# Activity
Copy out lines with the word "Форумы" from the material that follows.

# Available data
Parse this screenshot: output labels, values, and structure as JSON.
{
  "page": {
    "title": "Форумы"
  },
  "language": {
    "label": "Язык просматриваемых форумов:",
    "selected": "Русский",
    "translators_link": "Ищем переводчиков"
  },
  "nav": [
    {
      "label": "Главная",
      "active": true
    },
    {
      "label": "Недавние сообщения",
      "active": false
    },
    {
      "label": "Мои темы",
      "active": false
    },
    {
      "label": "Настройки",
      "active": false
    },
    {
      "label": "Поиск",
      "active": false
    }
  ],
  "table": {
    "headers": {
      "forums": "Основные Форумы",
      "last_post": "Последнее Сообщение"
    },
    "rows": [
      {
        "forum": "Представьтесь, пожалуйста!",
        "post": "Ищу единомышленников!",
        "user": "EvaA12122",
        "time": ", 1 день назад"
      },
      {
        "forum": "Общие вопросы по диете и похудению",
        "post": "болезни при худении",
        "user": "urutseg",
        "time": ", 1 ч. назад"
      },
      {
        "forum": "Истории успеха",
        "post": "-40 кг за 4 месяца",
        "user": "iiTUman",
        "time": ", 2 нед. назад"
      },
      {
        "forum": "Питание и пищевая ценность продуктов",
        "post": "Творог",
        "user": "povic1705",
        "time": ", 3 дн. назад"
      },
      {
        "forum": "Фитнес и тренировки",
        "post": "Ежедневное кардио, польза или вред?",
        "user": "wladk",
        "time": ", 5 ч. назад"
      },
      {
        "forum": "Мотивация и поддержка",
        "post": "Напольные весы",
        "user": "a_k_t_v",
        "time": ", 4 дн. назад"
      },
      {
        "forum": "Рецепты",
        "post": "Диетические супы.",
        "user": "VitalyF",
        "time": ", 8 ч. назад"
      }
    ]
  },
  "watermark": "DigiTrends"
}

# Solution to the problem
    "title": "Форумы"
      "forums": "Основные Форумы",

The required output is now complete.